*WHAT THE EXERCISE ASKS*
Tell how many lines in the following entries include the word "background", giving the figure alone.

*DATA FOR ANALYSIS*
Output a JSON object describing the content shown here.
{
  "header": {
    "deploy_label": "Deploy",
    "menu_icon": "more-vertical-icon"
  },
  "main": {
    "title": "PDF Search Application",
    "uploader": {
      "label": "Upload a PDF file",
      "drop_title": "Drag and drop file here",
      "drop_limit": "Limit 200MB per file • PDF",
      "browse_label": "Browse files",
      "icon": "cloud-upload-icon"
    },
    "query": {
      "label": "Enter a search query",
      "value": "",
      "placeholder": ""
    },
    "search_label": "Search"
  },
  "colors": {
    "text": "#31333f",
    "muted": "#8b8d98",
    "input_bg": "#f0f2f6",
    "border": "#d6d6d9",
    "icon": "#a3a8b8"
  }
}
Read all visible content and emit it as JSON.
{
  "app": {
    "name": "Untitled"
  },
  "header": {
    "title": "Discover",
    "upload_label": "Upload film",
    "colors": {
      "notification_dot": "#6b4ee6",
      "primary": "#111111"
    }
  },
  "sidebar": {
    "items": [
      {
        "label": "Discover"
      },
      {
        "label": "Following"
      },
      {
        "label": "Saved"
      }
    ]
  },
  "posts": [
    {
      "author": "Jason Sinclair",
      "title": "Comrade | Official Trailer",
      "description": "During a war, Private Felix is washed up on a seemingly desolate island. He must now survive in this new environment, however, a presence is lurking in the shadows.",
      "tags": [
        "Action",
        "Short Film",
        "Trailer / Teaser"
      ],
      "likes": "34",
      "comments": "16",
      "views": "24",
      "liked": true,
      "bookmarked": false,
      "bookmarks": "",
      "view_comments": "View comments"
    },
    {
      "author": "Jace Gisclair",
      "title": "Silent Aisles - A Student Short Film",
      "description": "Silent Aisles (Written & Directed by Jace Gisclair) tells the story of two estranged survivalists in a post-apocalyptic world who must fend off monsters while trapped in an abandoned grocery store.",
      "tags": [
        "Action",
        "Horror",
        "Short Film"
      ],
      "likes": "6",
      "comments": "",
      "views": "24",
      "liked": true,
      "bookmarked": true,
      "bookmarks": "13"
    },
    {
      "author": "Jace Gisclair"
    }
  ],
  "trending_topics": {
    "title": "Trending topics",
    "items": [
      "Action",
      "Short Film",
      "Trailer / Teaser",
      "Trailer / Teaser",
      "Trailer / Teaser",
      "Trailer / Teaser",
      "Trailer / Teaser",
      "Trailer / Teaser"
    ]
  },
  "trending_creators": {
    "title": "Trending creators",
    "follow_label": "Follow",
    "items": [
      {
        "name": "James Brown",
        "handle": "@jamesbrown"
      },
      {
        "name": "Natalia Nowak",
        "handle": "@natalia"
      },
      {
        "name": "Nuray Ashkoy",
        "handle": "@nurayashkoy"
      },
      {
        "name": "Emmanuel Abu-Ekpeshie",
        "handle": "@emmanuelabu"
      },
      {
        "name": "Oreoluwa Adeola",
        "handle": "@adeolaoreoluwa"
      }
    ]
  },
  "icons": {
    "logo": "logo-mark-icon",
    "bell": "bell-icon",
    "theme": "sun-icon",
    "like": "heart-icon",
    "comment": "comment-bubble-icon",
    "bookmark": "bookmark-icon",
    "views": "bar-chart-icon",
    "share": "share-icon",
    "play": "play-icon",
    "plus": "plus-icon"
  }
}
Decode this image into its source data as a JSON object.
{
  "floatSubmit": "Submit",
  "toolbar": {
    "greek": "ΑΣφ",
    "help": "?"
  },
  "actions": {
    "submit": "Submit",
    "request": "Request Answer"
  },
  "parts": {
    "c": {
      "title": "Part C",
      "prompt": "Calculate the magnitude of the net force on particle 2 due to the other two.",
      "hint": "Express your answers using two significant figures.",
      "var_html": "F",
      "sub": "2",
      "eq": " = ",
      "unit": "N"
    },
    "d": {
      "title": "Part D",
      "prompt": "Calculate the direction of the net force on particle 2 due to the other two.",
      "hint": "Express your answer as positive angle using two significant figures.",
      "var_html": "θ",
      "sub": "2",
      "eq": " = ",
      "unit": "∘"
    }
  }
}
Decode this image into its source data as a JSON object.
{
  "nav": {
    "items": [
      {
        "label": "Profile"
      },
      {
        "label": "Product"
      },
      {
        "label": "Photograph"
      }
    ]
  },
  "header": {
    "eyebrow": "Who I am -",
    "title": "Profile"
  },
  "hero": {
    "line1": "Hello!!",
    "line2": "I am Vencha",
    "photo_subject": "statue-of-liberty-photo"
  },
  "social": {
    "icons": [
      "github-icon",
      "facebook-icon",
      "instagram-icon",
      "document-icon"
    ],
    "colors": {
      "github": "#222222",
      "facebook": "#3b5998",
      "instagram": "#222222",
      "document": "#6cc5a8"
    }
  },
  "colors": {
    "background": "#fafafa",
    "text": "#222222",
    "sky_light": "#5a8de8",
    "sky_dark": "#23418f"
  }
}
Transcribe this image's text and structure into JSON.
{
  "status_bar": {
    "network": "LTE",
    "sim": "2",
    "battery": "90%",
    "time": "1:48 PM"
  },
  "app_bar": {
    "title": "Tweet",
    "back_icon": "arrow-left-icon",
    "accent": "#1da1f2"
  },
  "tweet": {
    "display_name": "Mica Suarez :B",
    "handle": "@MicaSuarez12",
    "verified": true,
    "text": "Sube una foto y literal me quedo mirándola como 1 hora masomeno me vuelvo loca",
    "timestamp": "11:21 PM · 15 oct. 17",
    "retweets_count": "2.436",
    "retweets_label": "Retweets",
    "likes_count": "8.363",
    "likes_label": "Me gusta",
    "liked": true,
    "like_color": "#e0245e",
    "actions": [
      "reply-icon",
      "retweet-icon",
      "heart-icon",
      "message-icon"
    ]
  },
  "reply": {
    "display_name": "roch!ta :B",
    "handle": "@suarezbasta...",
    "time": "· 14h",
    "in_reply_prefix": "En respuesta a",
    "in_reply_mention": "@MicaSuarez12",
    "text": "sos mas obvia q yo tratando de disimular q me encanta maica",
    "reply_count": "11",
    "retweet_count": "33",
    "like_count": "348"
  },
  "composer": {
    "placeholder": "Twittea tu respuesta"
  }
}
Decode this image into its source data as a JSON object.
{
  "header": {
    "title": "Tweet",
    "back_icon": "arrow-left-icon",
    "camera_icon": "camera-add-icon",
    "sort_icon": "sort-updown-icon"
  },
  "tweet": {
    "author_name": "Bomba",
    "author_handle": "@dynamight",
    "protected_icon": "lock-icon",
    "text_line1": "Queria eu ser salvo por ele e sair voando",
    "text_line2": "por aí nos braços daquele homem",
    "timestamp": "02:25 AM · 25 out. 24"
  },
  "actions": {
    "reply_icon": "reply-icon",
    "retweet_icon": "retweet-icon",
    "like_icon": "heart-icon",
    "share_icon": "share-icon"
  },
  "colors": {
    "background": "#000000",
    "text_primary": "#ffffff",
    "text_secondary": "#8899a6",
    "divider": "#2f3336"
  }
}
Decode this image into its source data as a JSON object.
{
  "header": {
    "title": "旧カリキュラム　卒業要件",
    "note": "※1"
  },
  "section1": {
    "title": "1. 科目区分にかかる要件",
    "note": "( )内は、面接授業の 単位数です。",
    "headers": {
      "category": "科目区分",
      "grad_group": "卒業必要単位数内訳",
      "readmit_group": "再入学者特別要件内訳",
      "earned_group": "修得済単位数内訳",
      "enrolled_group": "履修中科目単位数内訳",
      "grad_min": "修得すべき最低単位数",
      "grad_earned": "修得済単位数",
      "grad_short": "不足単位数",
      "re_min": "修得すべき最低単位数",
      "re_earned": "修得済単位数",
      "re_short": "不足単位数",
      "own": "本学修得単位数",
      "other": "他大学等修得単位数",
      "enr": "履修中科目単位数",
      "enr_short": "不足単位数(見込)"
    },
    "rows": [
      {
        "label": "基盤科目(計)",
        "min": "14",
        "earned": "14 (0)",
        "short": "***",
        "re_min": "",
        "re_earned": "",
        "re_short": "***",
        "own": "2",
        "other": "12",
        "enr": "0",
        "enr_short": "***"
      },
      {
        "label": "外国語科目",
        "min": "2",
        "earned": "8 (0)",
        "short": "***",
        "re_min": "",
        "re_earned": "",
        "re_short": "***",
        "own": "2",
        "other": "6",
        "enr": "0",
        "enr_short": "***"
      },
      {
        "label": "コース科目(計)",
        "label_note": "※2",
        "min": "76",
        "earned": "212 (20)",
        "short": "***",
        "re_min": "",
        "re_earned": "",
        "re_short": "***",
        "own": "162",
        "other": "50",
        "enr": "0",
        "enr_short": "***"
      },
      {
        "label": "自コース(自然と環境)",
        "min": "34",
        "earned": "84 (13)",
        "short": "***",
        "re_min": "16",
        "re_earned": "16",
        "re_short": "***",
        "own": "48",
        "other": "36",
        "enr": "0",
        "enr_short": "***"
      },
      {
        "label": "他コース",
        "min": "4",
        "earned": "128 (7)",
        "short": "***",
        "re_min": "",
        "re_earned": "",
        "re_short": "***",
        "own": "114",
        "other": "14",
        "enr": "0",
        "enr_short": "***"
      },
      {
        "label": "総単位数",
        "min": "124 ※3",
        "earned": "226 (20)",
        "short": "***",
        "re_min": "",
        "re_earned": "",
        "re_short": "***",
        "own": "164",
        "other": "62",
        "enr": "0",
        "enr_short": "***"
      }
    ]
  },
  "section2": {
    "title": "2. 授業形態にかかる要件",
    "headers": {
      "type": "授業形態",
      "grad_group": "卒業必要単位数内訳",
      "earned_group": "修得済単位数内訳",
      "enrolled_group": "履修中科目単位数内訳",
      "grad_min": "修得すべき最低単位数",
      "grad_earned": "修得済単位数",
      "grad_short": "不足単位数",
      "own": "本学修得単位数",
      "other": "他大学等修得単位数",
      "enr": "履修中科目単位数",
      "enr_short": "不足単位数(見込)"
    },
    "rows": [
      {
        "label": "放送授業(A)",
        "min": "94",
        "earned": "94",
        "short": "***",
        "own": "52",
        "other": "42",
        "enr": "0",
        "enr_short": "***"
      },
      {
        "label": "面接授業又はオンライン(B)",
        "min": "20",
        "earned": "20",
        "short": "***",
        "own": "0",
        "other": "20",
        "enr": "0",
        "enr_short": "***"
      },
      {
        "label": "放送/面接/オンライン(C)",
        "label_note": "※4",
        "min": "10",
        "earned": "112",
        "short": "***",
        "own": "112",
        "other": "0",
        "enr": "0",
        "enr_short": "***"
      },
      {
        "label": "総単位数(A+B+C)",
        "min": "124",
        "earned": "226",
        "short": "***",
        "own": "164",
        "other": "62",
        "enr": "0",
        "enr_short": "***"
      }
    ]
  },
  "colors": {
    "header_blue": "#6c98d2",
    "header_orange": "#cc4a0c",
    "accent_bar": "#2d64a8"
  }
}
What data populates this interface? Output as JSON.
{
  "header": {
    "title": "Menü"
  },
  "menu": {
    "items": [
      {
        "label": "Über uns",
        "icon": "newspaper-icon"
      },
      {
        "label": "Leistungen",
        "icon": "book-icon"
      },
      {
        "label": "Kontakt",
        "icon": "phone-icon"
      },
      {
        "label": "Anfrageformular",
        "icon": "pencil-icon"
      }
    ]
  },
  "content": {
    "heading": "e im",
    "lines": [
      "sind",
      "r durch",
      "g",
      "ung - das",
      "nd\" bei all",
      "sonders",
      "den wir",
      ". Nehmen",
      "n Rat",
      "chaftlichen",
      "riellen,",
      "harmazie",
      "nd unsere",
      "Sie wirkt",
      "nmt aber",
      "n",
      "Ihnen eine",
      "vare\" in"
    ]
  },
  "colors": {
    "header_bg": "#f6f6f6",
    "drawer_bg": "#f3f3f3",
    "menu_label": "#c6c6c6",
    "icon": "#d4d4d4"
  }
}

*WRITTEN REPLY*
2